Tuesday, 28 May 2013

Social media – more than just a quick fix

I recently attended a social media course organised by the Higher Education Academy.
The course gave a really useful overview of the main social media platforms, as well as providing some more general guidance on how to build your business case and measure impact. Below are a few key reflections from the course. I hope you find them useful!

Building your business case and measuring impact
Social media activities should not be carried out on the assumption that they add value. There should be a proper business case for everything you do, informed by user feedback wherever possible. You could even consider doing a SWOT (strengths, weaknesses, opportunities, threats) analysis.
Key questions to ask yourself include:

Who is your audience?
Are you meeting their expectations?
Are they engaging with your chosen social media platforms?
Are the platforms utilised fit for purpose?
What if any evaluation is taking place?

Think about your audience when you tweet
Be interesting and engaging
Be timely/tweet in real-time
Tweet frequently (and don’t just re-tweet)
Typing ‘re-tweet’ works better than ‘RT’

Think about the accessibility of social media platforms and applications. Check out the Web Accessibility Initiative for details of what makes an accessible website (http://www.w3.org/WAI/intro/wcag.php).

Facebook and Google+ are all about creating a sense of community and engaging students outside of the classroom.

Check out Google Apps (including Apps for Education) – there is a lot of functionality available for free.

Thursday, 23 May 2013

Friday, 17 May 2013

ScHARR Snack Size - Jenny Freeman - Memorable Presentations - Thursday 23 May - 12.30 - Eric Wilkes Room

Latest Research Funding Update - Projects and Programmes (May 2013)

Photo by monkeyatlarge

Previous editions of the update can be viewed here

Posted by Kath

If its Friday it must be cookies....

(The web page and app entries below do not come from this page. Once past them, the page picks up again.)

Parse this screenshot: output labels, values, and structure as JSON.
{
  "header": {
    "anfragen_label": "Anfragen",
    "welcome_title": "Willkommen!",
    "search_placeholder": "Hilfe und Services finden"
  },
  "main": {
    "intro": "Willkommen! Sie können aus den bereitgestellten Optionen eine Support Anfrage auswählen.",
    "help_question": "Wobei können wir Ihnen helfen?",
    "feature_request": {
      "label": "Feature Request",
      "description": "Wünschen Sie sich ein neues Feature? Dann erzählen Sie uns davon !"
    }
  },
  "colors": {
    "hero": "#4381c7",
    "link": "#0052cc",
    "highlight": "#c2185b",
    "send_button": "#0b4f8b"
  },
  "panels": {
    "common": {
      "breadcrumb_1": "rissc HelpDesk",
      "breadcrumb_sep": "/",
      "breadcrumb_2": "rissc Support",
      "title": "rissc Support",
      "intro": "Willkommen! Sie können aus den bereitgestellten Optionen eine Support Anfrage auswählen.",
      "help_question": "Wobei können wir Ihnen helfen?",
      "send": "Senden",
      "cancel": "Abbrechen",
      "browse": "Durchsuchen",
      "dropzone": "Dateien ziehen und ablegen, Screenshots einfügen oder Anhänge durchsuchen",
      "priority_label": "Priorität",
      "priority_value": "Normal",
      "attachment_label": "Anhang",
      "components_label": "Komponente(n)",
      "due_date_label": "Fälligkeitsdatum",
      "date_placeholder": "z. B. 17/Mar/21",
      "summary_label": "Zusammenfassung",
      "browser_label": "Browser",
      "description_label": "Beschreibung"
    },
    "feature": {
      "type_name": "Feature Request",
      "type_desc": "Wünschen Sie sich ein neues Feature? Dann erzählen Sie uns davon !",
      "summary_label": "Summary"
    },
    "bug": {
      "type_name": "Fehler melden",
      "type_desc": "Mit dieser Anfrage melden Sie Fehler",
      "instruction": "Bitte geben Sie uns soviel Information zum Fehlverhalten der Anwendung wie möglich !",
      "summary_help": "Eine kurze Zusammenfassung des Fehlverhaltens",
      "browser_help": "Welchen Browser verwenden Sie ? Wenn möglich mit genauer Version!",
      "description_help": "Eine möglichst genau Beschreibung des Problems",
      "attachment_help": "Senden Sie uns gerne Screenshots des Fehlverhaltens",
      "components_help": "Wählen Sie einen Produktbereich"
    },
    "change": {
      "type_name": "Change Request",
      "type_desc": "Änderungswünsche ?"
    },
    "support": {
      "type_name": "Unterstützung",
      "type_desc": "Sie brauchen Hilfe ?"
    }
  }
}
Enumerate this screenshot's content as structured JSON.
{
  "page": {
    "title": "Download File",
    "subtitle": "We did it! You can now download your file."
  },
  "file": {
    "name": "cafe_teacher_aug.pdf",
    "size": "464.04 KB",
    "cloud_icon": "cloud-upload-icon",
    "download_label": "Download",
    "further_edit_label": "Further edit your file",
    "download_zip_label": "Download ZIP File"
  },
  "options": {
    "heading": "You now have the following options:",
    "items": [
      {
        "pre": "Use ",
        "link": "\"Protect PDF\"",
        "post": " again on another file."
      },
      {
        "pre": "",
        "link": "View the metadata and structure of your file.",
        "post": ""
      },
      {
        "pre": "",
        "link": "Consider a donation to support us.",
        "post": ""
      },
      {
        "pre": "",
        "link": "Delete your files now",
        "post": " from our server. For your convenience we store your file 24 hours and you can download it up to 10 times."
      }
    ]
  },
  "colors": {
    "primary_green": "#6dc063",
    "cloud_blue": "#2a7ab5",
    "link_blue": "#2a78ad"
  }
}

So it's Friday here at ScHARR towers and I'm celebrating 10 whole years working with the incredible IR gang. In recognition of this most momentous of occasions I baked some 'mystery cookies' following a recipe by a famous New York bakery. The 'mystery' element concerns one of the ingredients which is unorthodox to say the least, a Keyser Soze amid the Usual Suspects if you will. When eating the cookies my colleagues described them as 'awesome' and 'amazing'. Really, that's what they said-verbatim, I'm not showing off, honest. I won't reveal the mystery ingredient here, but let's just say if it was a song it would be the 'one of these kids is doin' his own thing' tune from Sesame Street. It's pretty out there. 

Pray to whichever god you worship that you get to eat at least one such cookie in your lifetime. 

Happy Friday y'all.


Thursday, 16 May 2013

International Year of Statistics

Did you know that 2013 is the International Year of Statistics? To find out more go to the official website: http://www.statistics2013.org/

To celebrate, Wiley is providing free access to some of its resources, including three months of free access to the January to June 2011 issues of all Wiley Statistics journals. To find out more visit the Wiley website